**Work instruction**
Write out all of the entries that follow, word for word, but skip the pictures.
[[ Data shown, beginning ]]
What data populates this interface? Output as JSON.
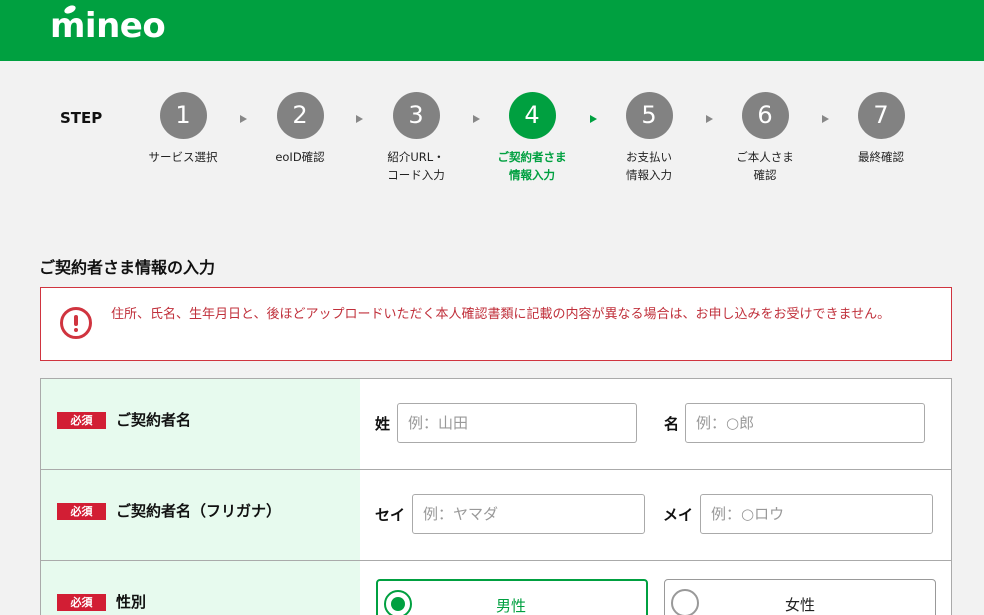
{
  "header": {
    "logo_text": "mineo",
    "brand_color": "#00a040"
  },
  "steps": {
    "label": "STEP",
    "items": [
      {
        "num": "1",
        "label": "サービス選択",
        "state": "done"
      },
      {
        "num": "2",
        "label": "eoID確認",
        "state": "done"
      },
      {
        "num": "3",
        "label": "紹介URL・\nコード入力",
        "state": "done"
      },
      {
        "num": "4",
        "label": "ご契約者さま\n情報入力",
        "state": "active"
      },
      {
        "num": "5",
        "label": "お支払い\n情報入力",
        "state": "todo"
      },
      {
        "num": "6",
        "label": "ご本人さま\n確認",
        "state": "todo"
      },
      {
        "num": "7",
        "label": "最終確認",
        "state": "todo"
      }
    ]
  },
  "section_title": "ご契約者さま情報の入力",
  "alert": {
    "icon": "exclamation-circle-icon",
    "text": "住所、氏名、生年月日と、後ほどアップロードいただく本人確認書類に記載の内容が異なる場合は、お申し込みをお受けできません。"
  },
  "form": {
    "required_badge": "必須",
    "name_row": {
      "label": "ご契約者名",
      "last": {
        "label": "姓",
        "placeholder": "例：山田"
      },
      "first": {
        "label": "名",
        "placeholder": "例：○郎"
      }
    },
    "kana_row": {
      "label": "ご契約者名（フリガナ）",
      "last": {
        "label": "セイ",
        "placeholder": "例：ヤマダ"
      },
      "first": {
        "label": "メイ",
        "placeholder": "例：○ロウ"
      }
    },
    "gender_row": {
      "label": "性別",
      "options": [
        {
          "label": "男性",
          "selected": true
        },
        {
          "label": "女性",
          "selected": false
        }
      ]
    }
  }
}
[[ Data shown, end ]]
**Answer box**
What data populates this interface? Output as JSON.
{
  "header": {
    "logo_text": "mineo",
    "brand_color": "#00a040"
  },
  "steps": {
    "label": "STEP",
    "items": [
      {
        "num": "1",
        "label": "サービス選択",
        "state": "done"
      },
      {
        "num": "2",
        "label": "eoID確認",
        "state": "done"
      },
      {
        "num": "3",
        "label": "紹介URL・\nコード入力",
        "state": "done"
      },
      {
        "num": "4",
        "label": "ご契約者さま\n情報入力",
        "state": "active"
      },
      {
        "num": "5",
        "label": "お支払い\n情報入力",
        "state": "todo"
      },
      {
        "num": "6",
        "label": "ご本人さま\n確認",
        "state": "todo"
      },
      {
        "num": "7",
        "label": "最終確認",
        "state": "todo"
      }
    ]
  },
  "section_title": "ご契約者さま情報の入力",
  "alert": {
    "icon": "exclamation-circle-icon",
    "text": "住所、氏名、生年月日と、後ほどアップロードいただく本人確認書類に記載の内容が異なる場合は、お申し込みをお受けできません。"
  },
  "form": {
    "required_badge": "必須",
    "name_row": {
      "label": "ご契約者名",
      "last": {
        "label": "姓",
        "placeholder": "例：山田"
      },
      "first": {
        "label": "名",
        "placeholder": "例：○郎"
      }
    },
    "kana_row": {
      "label": "ご契約者名（フリガナ）",
      "last": {
        "label": "セイ",
        "placeholder": "例：ヤマダ"
      },
      "first": {
        "label": "メイ",
        "placeholder": "例：○ロウ"
      }
    },
    "gender_row": {
      "label": "性別",
      "options": [
        {
          "label": "男性",
          "selected": true
        },
        {
          "label": "女性",
          "selected": false
        }
      ]
    }
  }
}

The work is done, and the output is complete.